The Guild X-50 was Guild’s response to Gibson ES-125. It was the smallest of Guilds hollowbody and the only model of the ‘X’ line to be non-cutaway. Early models were nicknamed Granada, up until 1961 when the guitar was renamed Cordoba.
1987-1999 Alder or Ash / Maple / Maple or Rosewood
By many considered one of Fender’s finest, the Plus series was released and introduced a lot of new props. It was the first Strats to featured Gold Lace Sensor pickups as well as locking tuners. Those pickups were appreciated for keeping a 50s feel, but without the hum. Hear it
As cool as it is rare, the Gretsch 6117 Catseye got its name from the “Cat eyed” shape sound holes instead of the traditional F-holes. Common to Rickenbacker, catseye holes were only seen in acoustic Gretsch models.
Another superb Hofner. The President Electric was a variant of the acoustic model of the same name, which started off in 1953. It is easily recognized by its triple dot inlays and single cutaway (venetian or florentine). Early models had black bar pickups (pictured). Hear it

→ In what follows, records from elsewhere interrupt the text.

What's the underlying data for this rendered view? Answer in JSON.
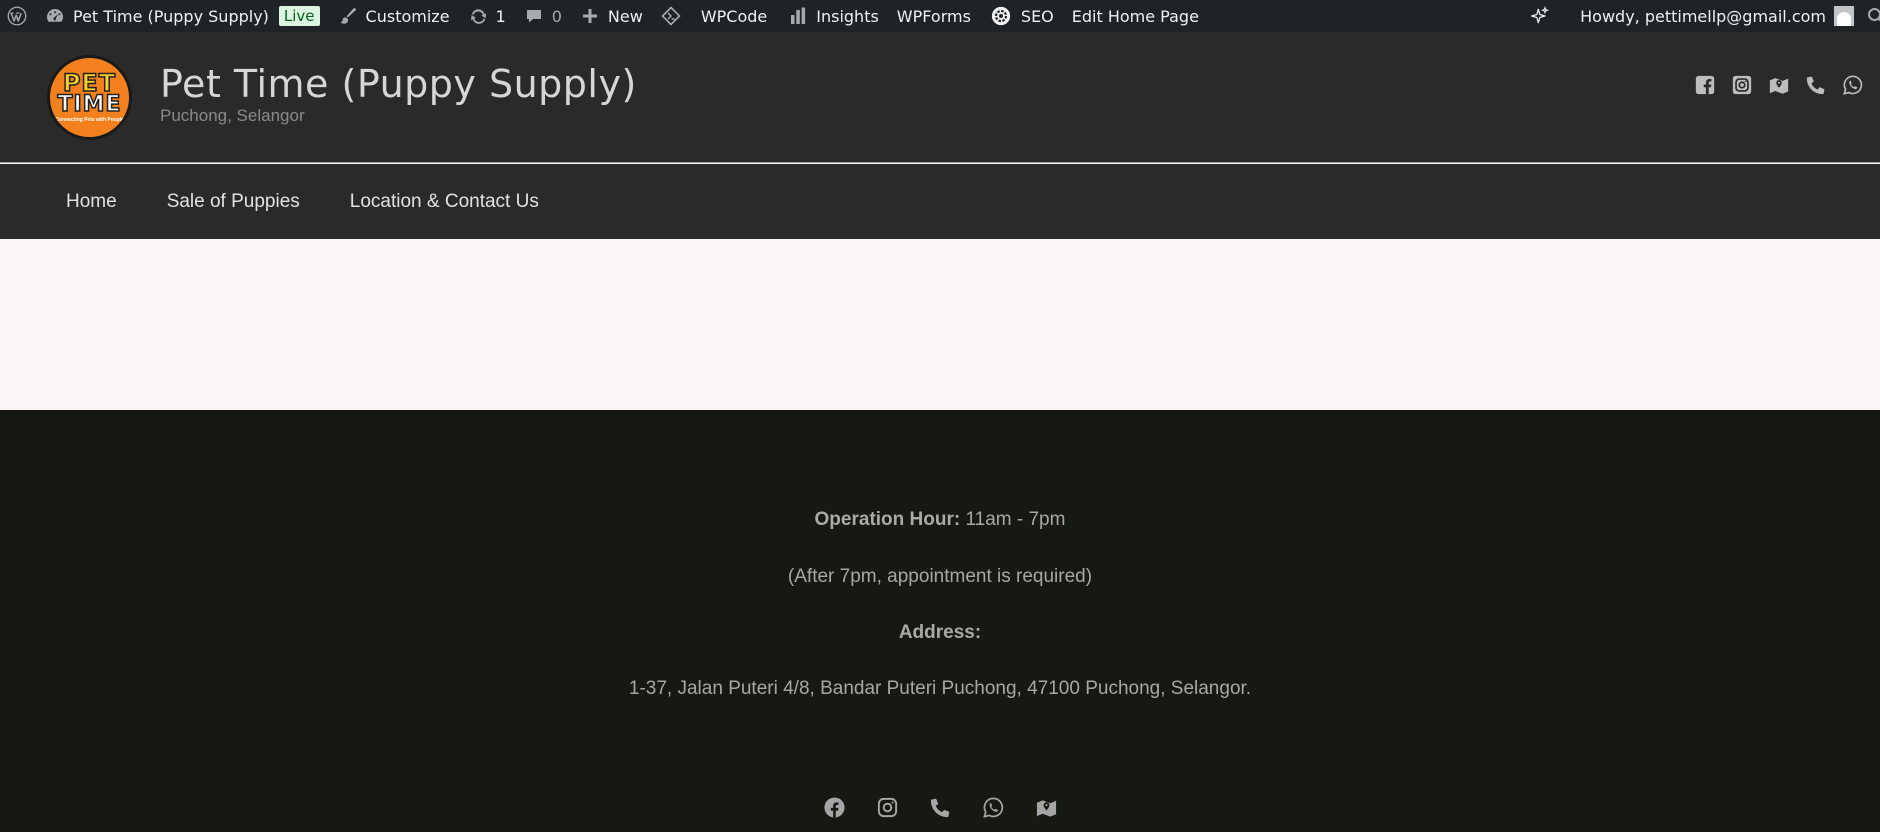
{
  "adminbar": {
    "site_name": "Pet Time (Puppy Supply)",
    "live_badge": "Live",
    "customize": "Customize",
    "updates_count": "1",
    "comments_count": "0",
    "new": "New",
    "wpcode": "WPCode",
    "insights": "Insights",
    "wpforms": "WPForms",
    "seo": "SEO",
    "edit_page": "Edit Home Page",
    "howdy": "Howdy, pettimellp@gmail.com"
  },
  "header": {
    "logo_text_top": "PET",
    "logo_text_bottom": "TIME",
    "logo_tagline": "Connecting Pets with People",
    "title": "Pet Time (Puppy Supply)",
    "description": "Puchong, Selangor",
    "social_icons": [
      "facebook-icon",
      "instagram-icon",
      "map-icon",
      "phone-icon",
      "whatsapp-icon"
    ]
  },
  "nav": {
    "items": [
      {
        "label": "Home"
      },
      {
        "label": "Sale of Puppies"
      },
      {
        "label": "Location & Contact Us"
      }
    ]
  },
  "footer": {
    "operation_label": "Operation Hour:",
    "operation_value": " 11am - 7pm",
    "appointment_note": "(After 7pm, appointment is required)",
    "address_label": "Address:",
    "address_value": "1-37, Jalan Puteri 4/8, Bandar Puteri Puchong, 47100 Puchong, Selangor.",
    "social_icons": [
      "facebook-icon",
      "instagram-icon",
      "phone-icon",
      "whatsapp-icon",
      "map-icon"
    ]
  },
  "colors": {
    "adminbar_bg": "#1d2327",
    "header_bg": "#2a2a2b",
    "content_bg": "#fcf5f5",
    "footer_bg": "#151912",
    "logo_orange": "#f2811d"
  }
}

One of Fender’s prototype at NAMM 2012 this winter was the Fender Voyager. Designed by former Charvel master builder Josh Hurt, the Voyager has their pickups hidden below the pickguard, just like on the original Fender Marauder
Fender has honored each of the three member of the Hellecasters band with a signature stratocaster Fender. Jerry Donahue is a Telecaster player, so he “telifyed’ his MIJ signature strat by requesting a metal plate under the bridge pickup. Overall this rarebird (450 made) is considered very well crafted guitar and simply sounds fantastic.
Marc Bolan’s Les Paul was a FrankenPaul. It was built out of several LPs from different eras. Its whereabouts are unknown, but Gibson believed its last state to be a 50s Les Paul body with a 70s LP Custom neck. That’s on these specs that they built the Custom Shop Marc Bolan signature Les Paul. Of course, its a limited run of 100, on top of which another 350 VOS have been produced.
Gibson EB bass series was very popular, but getting old. They freshened up in 1973 with the release of two basses that would clash with the Gibson tradition: The Gibson Grabber and the Gibson Ripper.
Instead of the Mahogany body, the Ripper was built with Maple (and alder in 1975), woods usually found on a Fender Production line. The bass was kept at low cost by keeping it cosmetically basic. In 2009, Gibson released a limited edition reissue called the Gibson Ripper II.
Also known as the Harmony H-49, this is one of the Sears catalog guitars produced by Harmony. Two DeArmond pickups with a gorgeous tone, lightweight because of a semi-hollow body, it’s a very desirable guitar usually found under $1,000. Photo: Southside Guitars
The name Byrdland is a mashup of the names of Billy Bird and Hank Garland the two guitarists who participated in its design. They had requested a short scale archtop that would be less bulky than the traditional hollowbody, and this is basically what they got: A short-scale thinline L5CES.
P90s, PAF pickups, venetian or florentine cutaway, the Gibson Byrdland went through several phases, but was always seen as a remarkable and prized instrument. Some of Gibson’s finest. Hear it
Made in Japan as part of the G series, the G-40V uniqueness comes from its triple coil pickup. Push buttons allow to switch each coil on or off. If you’re interested in hearing how it sounds, one of these rare birds is currently for sale on ebay.
Poor Tom Petty had many of his guitars stolen recently, but he still has a Rickenbacker signature model. Its official name is Model 660/12TP. No surprise with such release, Tom Petty has been a long time supporter of the brand. Although it was officially introduced during the 1991 NAMM Anaheim show, prototypes were hurling around as early as 1988. A total of 1000 TPs were made, the majority with a Fireglo finish (813), the rest in Jetglo (187).
Neck through body, the TP is entirely made of Birdseye Maple, with the addition of a rosewood fretboard. It also features the traditional toaster pickups that Petty favored.
Before Casio came into play, Roland had no real competiton in the Midi guitar market. A total of five models were made by the japanese brand, all at the famous Fuji-Gen factory were Fender and Ibanez models were also produced.
The Casio PG-380 established Casio’s superiority over Roland. Like all the other Casio models, the PG-380 is a superstrat stuffed with loads of electronics; so many in fact the designers had to give up the contoured ‘beer gut’ typical to the stratocaster body. Hear some bits